I contemplated trying to get another kiln of crystalline pots fired before the open day, but was too short of time... so had to do what the sign a the end of our street says...and Stop!

Instead I glazed a kiln load of 2 large, kiln filling pots and a medium sized one as I was desperate for new work to go to the Potter's Co-op for a window display that we were scheduled to have in the days running up to the open studio here.


 The jug, or pitcher, on the left is about 19 and a half inches high (49.5cm).


I used a Cone 3 glaze of my own, that I had tested on something small a few years before, but had never put on anything large. I was delighted by the result. The glaze is an alkaline copper blue and it was nice to see the colour variation where the glaze was thick or thin.

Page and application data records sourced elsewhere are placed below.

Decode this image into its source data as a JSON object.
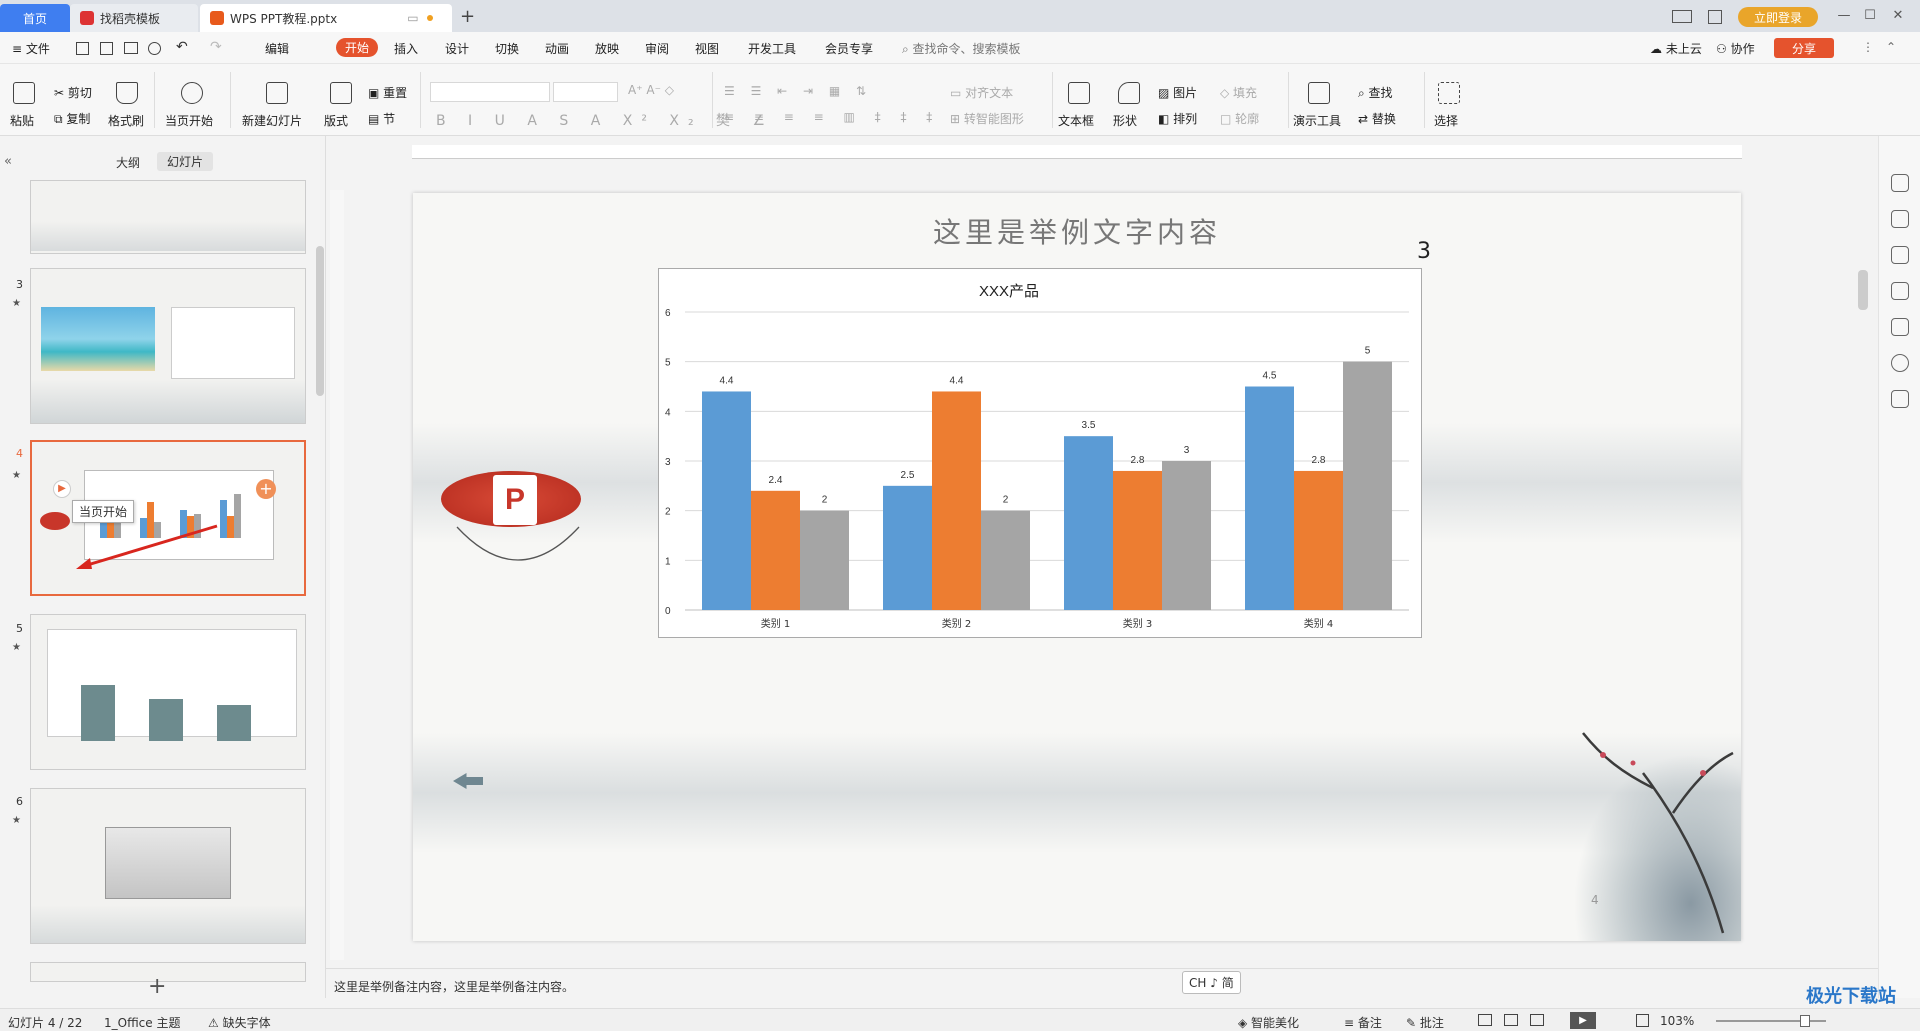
{
  "tabs": {
    "home": "首页",
    "template": "找稻壳模板",
    "doc": "WPS PPT教程.pptx",
    "login": "立即登录"
  },
  "menu": [
    "文件",
    "编辑",
    "开始",
    "插入",
    "设计",
    "切换",
    "动画",
    "放映",
    "审阅",
    "视图",
    "开发工具",
    "会员专享"
  ],
  "menu_search": "查找命令、搜索模板",
  "menu_right": {
    "cloud": "未上云",
    "collab": "协作",
    "share": "分享"
  },
  "toolbar": {
    "paste": "粘贴",
    "cut": "剪切",
    "copy": "复制",
    "format_painter": "格式刷",
    "play_current": "当页开始",
    "new_slide": "新建幻灯片",
    "layout": "版式",
    "reset": "重置",
    "section": "节",
    "align_text": "对齐文本",
    "smart_graphic": "转智能图形",
    "textbox": "文本框",
    "shape": "形状",
    "picture": "图片",
    "arrange": "排列",
    "fill": "填充",
    "outline": "轮廓",
    "present_tool": "演示工具",
    "find": "查找",
    "replace": "替换",
    "select": "选择"
  },
  "left": {
    "outline_tab": "大纲",
    "slides_tab": "幻灯片",
    "numbers": [
      "3",
      "4",
      "5",
      "6"
    ],
    "tooltip": "当页开始"
  },
  "slide": {
    "title": "这里是举例文字内容",
    "number_text": "3",
    "page_number": "4",
    "chart_title": "XXX产品"
  },
  "chart_data": {
    "type": "bar",
    "title": "XXX产品",
    "categories": [
      "类别 1",
      "类别 2",
      "类别 3",
      "类别 4"
    ],
    "series": [
      {
        "values": [
          4.4,
          2.5,
          3.5,
          4.5
        ],
        "color": "#5b9bd5"
      },
      {
        "values": [
          2.4,
          4.4,
          2.8,
          2.8
        ],
        "color": "#ed7d31"
      },
      {
        "values": [
          2,
          2,
          3,
          5
        ],
        "color": "#a5a5a5"
      }
    ],
    "ylim": [
      0,
      6
    ],
    "yticks": [
      "0",
      "1",
      "2",
      "3",
      "4",
      "5",
      "6"
    ],
    "grid": true
  },
  "notes": "这里是举例备注内容，这里是举例备注内容。",
  "ime": "CH ♪ 简",
  "status": {
    "slide_count": "幻灯片 4 / 22",
    "theme": "1_Office 主题",
    "missing_font": "缺失字体",
    "smart_beautify": "智能美化",
    "notes_btn": "备注",
    "comment_btn": "批注",
    "zoom": "103%"
  },
  "watermark": "极光下载站"
}
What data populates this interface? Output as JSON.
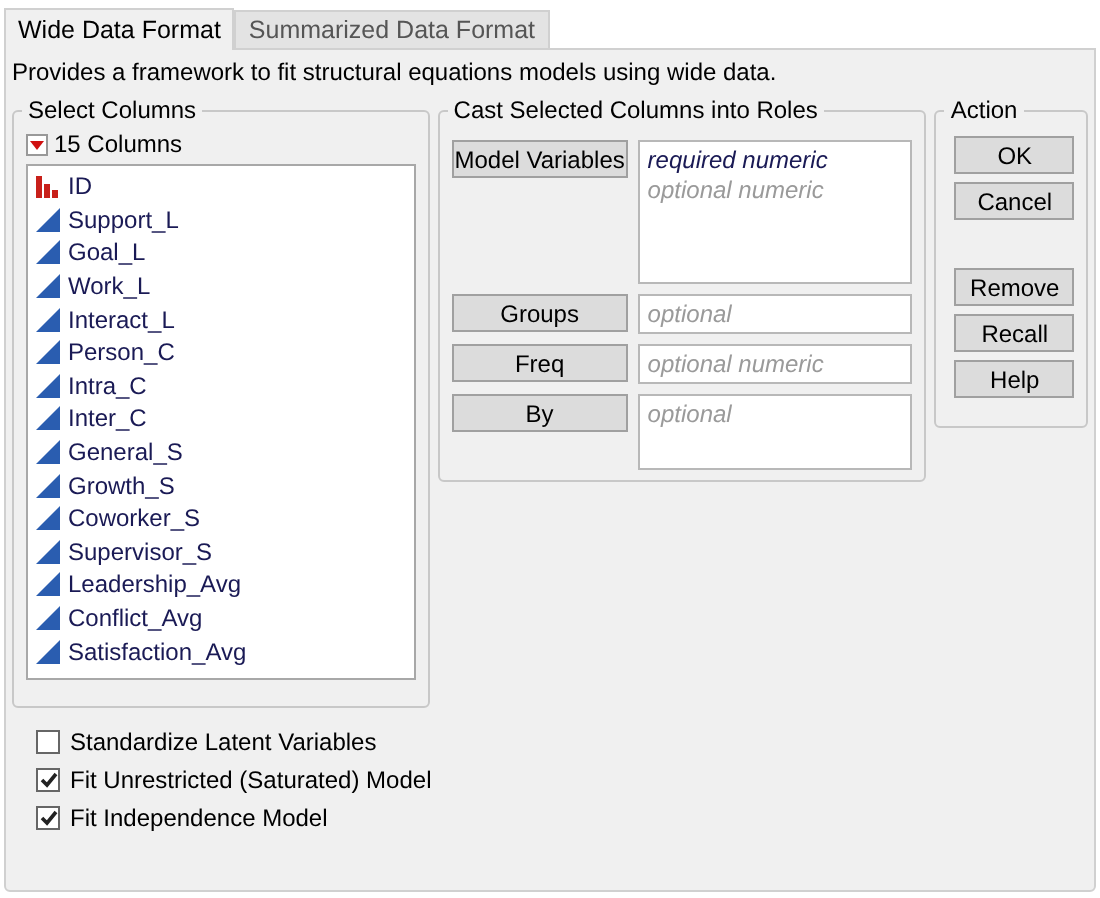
{
  "tabs": [
    {
      "label": "Wide Data Format",
      "selected": true
    },
    {
      "label": "Summarized Data Format",
      "selected": false
    }
  ],
  "description": "Provides a framework to fit structural equations models using wide data.",
  "select_columns": {
    "title": "Select Columns",
    "count_label": "15 Columns",
    "columns": [
      {
        "name": "ID",
        "kind": "nominal"
      },
      {
        "name": "Support_L",
        "kind": "continuous"
      },
      {
        "name": "Goal_L",
        "kind": "continuous"
      },
      {
        "name": "Work_L",
        "kind": "continuous"
      },
      {
        "name": "Interact_L",
        "kind": "continuous"
      },
      {
        "name": "Person_C",
        "kind": "continuous"
      },
      {
        "name": "Intra_C",
        "kind": "continuous"
      },
      {
        "name": "Inter_C",
        "kind": "continuous"
      },
      {
        "name": "General_S",
        "kind": "continuous"
      },
      {
        "name": "Growth_S",
        "kind": "continuous"
      },
      {
        "name": "Coworker_S",
        "kind": "continuous"
      },
      {
        "name": "Supervisor_S",
        "kind": "continuous"
      },
      {
        "name": "Leadership_Avg",
        "kind": "continuous"
      },
      {
        "name": "Conflict_Avg",
        "kind": "continuous"
      },
      {
        "name": "Satisfaction_Avg",
        "kind": "continuous"
      }
    ]
  },
  "roles": {
    "title": "Cast Selected Columns into Roles",
    "items": [
      {
        "button": "Model Variables",
        "kind": "tall",
        "hints": [
          {
            "text": "required numeric",
            "kind": "required"
          },
          {
            "text": "optional numeric",
            "kind": "optional"
          }
        ]
      },
      {
        "button": "Groups",
        "kind": "single",
        "hints": [
          {
            "text": "optional",
            "kind": "optional"
          }
        ]
      },
      {
        "button": "Freq",
        "kind": "single",
        "hints": [
          {
            "text": "optional numeric",
            "kind": "optional"
          }
        ]
      },
      {
        "button": "By",
        "kind": "short",
        "hints": [
          {
            "text": "optional",
            "kind": "optional"
          }
        ]
      }
    ]
  },
  "action": {
    "title": "Action",
    "button_groups": [
      [
        "OK",
        "Cancel"
      ],
      [
        "Remove",
        "Recall",
        "Help"
      ]
    ]
  },
  "options": [
    {
      "label": "Standardize Latent Variables",
      "checked": false
    },
    {
      "label": "Fit Unrestricted (Saturated) Model",
      "checked": true
    },
    {
      "label": "Fit Independence Model",
      "checked": true
    }
  ]
}
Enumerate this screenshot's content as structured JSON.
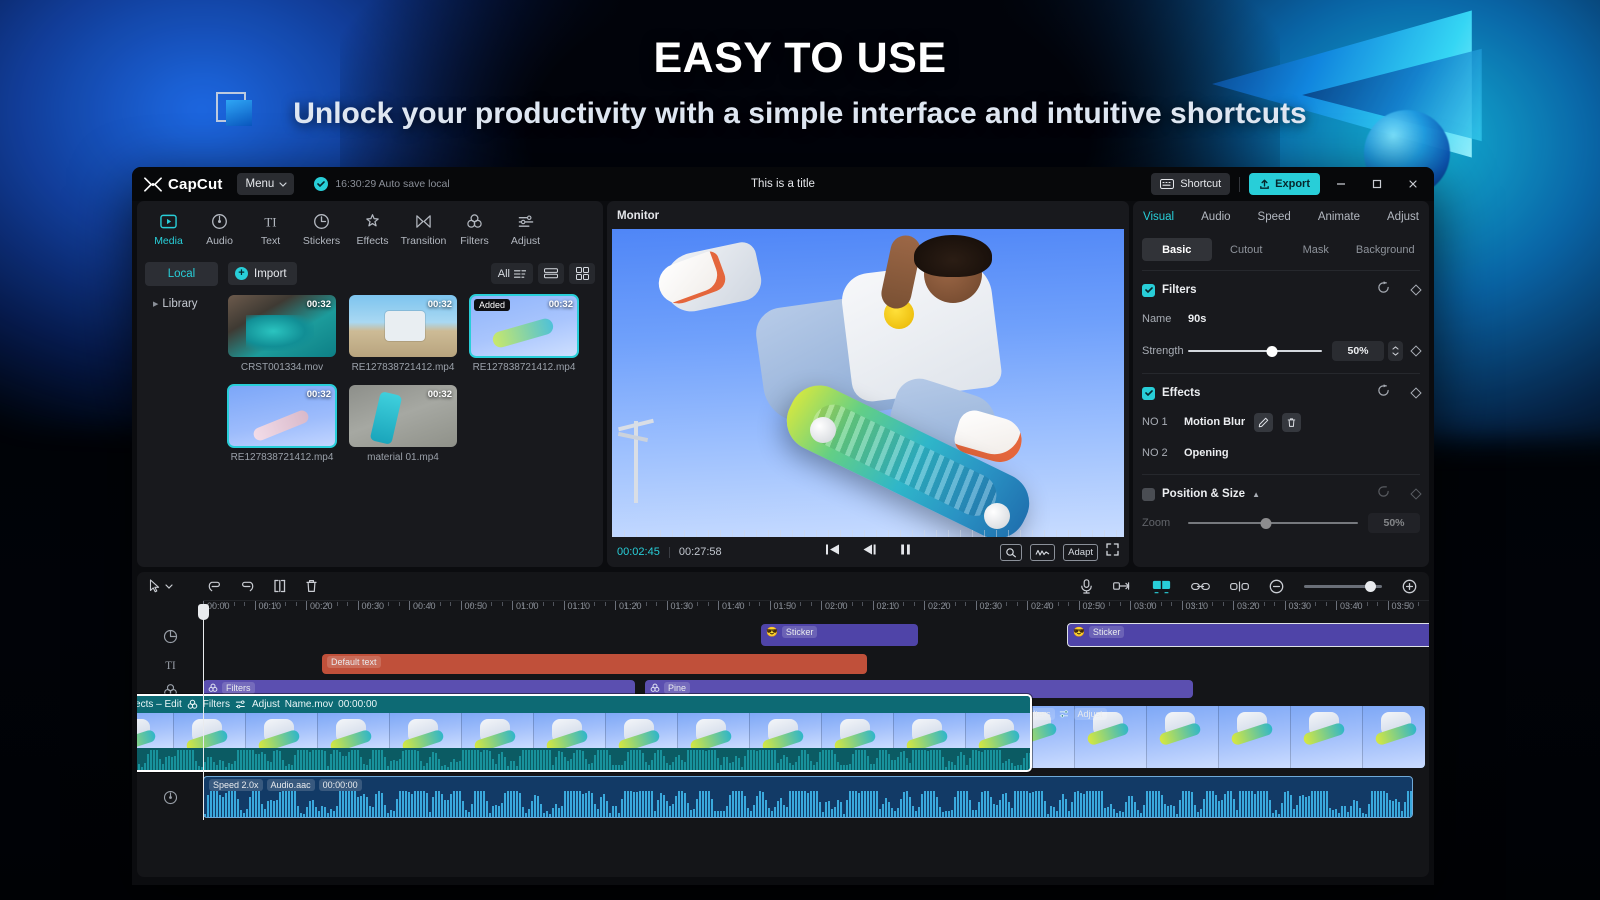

Laura snapped this photo of the Co-op window display on her phone.


Once the Open Day was over with, I spent the next week glazing pots for a firing of my wood fired kiln. The studio soon fills up with pots in various states of glazing, and it is quite a art finding enough space to fit everything.


 It is a relief to get the pots out of the studio, and the kiln loaded.


 The kiln fired really well, but....


I would love to report a great firing, but it wasn't... I got things too hot! I over fired many of the pots due to a series of errors and a poor decision on my part, so I lost almost everything that was copper red, and some celadon pots were very unattractive.

In spite of all that, there were some gems!

These small porcelain bottles are probably my favourite things from the firing.

 A shino jar.

 A 6 cup coffee pot (or teapot if you would rather!)

 A tea pot. The handle was made up from three tubes that were thrown on the potter's wheel, then split in half.

Shino seems very forgiving, and can cope with a wide range of temperature. This is a spoon organiser.

 And a tiny 3 inch high jug (7.6cm)

 I like this urn. It isn't quite the colour I intended, but it is dignified and peaceful. The lid was quite difficult to make, as it has to fit inside and outside the pot.



We were delighted to have a visit from a Sarah, who is a Christchurch potter. She spent 4 days working away in my studio with me, and it was nice to have company in the studio and 2 wheels going at the same time.


I am busy getting more work ready to fire in the wood fired kiln. The unusual looking thing on the right of this photo is a porcelain candlestick. I rather enjoyed making it, and hope to develop the idea further and make a candelabra for several candles.